The Revd. John Adams Eldridge, who had for over forty-seven years been vicar of the parish, died yesterday at Bishop Wilton, York. Mr. Eldridge, who was 90 years of age, had been in orders for over 63 years. Before he went to Bishop Wilton he held the perpetual curacy of St. James’s, Sutton, Hull. Previously he held curacies at Bridlington and Sigglesthorne.
Mr. Eldridge had not occupied the pulpit at Bishop Wilton for some time, but quite recently he performed a marriage ceremony. He commemorated the 90th anniversary of his birth in December last and his long occupation of the living by planting in the churchyard a young horse chestnut tree. Lung troubles have been the source of a good deal of ill-health to him at various times, and latterly he has been a victim to muscular rheumatism, which has confined him to his house. His mental faculties were up to the end wholly unimpaired. The funeral will take place at Bishop Wilton on Friday.
At this time the vicar lived in a house near the church, the one with railings shown on the photograph below. The church path is almost opposite the steps leading up from the bridge.
After the death of Revd. Eldridge, a new vicarage was built on the edge of the village
On 21st July, 1909, the London Evening Standard carried the following advertising notice: Yorkshire Wolds – Vicarage to Let, Aug. – Sep., or part (also for York Pageant, July 26-31); bracing air; picturesque country, at foot of Yorkshire Wolds; three reception, six bed rooms, servants’ room, bath-room; croquet, tennis; pony cart extra.
The rent, without extras, was five guineas a week.
This vicarage, later a rectory, was in use until the departure of the Revd. James Finnemore in 2016. It was sold in 2018.
Today Bishop Wilton is part of the Garrowby Hill Benefice along with the parishes of Kirby Underdale, Bugthorpe, Skirpenbeck and Full Sutton. The benefice house is a modern dormer bungalow opposite the new village hall in Bishop Wilton.
There has been ongoing restoration work at St. Edith’s Church. The weather cock has been re-guilded. Towards the end of the twentieth century, Colin Robinson, an electrician from the village, designed and installed an impressive new lighting scheme for the church. Most recently the clock has been restored. On the reverse of the hour hand was written 16/5/80.
In recent years, the tower has been strengthened with steel rods and the spire re-mortared. The spire rises to a height of 120 feet.
Photographs ©Ruth Beckett and Ian Jones. All text ©Ruth Beckett.
The church bells, which are not in use, are of historical importance.
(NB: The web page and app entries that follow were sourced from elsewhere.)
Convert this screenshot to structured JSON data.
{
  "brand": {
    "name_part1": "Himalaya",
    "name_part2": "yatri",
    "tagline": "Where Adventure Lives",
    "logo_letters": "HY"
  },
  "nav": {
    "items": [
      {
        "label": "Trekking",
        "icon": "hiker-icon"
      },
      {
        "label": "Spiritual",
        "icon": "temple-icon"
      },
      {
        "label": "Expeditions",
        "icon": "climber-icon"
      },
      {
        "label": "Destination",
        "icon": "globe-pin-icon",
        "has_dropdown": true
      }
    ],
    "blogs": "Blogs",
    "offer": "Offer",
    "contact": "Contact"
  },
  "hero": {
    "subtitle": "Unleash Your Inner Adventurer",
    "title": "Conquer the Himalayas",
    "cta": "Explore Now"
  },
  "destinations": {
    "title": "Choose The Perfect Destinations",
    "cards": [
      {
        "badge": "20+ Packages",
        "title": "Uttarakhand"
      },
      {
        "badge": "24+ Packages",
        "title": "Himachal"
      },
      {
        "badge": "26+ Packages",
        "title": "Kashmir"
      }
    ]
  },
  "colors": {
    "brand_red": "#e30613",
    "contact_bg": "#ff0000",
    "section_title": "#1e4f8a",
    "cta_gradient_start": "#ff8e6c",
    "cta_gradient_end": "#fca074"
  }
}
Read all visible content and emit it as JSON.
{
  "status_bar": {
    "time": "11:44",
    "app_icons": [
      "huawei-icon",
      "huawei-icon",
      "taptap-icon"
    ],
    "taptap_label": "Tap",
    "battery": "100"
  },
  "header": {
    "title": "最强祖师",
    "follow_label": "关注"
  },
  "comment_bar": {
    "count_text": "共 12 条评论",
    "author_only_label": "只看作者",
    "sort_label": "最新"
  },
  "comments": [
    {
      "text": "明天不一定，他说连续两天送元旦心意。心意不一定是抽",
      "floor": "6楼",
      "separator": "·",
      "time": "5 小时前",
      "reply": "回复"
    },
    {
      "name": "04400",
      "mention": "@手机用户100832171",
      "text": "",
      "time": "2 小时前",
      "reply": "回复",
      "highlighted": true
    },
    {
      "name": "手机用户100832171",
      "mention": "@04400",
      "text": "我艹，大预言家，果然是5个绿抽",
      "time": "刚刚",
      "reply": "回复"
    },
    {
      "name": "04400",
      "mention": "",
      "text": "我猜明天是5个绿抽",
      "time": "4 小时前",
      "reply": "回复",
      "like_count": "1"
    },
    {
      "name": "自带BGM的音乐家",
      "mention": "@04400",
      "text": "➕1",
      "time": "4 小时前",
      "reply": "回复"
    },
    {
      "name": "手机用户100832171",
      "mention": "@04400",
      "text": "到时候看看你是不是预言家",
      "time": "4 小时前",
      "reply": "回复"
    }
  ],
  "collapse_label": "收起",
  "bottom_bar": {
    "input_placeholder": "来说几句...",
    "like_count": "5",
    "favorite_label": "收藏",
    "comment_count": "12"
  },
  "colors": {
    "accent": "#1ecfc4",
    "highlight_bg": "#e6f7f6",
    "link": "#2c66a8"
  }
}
The treble dates from 1649 and is the work of Abraham Smith of the ‘bell house’ at Toft Green in York. The tenor was made by his son Samuel in 1687. The middle bell is from 1791 and is by Robert Dalton of York.
Above the communion table is a handsome triptych, a copy of two triptychs held in the Wallraf-Richartz Museum Cologne. It was the gifted to St Ediths by Sir Tatton Sykes (5th Baronet) in 1883.
The frame we know was produced by Foord and Dickinson, Wardour Street London. (Famous in their time but long out of business.) They worked for the National Gallery. Also, we know that J.M.W. Turner, Dante Gabriel Rossetti, Holman Hunt, Edward Burne-Jones and James McNeill Whistler all used Foord and Dickinson to frame their work.
They were painted (copied) by an artist called Peter Hoegen in 1882. Hoegen was a pupil of Edward von Steinle. Steinle was in the employ of the museum around the time the copies were made.
The altarpiece is in fact based on two artworks held by the Wallraf-Richartz Museum: The central picture and the two pictures flanking it seem to be copies of a triptych which was painted for the prominent Rotterdam family Kievit and which might once have been placed near the family tomb in the Laurentskerk (Groote Kerk) in Rotterdam. This is attributed to the Master of Delft. The original centre three panels were painted around 1520-1525 The two outer pictures seem to be copies of a triptych commissioned by Margarethe Pastor and her husband of Cologne. Their landscapes were painted by a pupil of Jan van Scorel, then the portraits were added in Cologne by Bartholomäus Bruyn the Elder.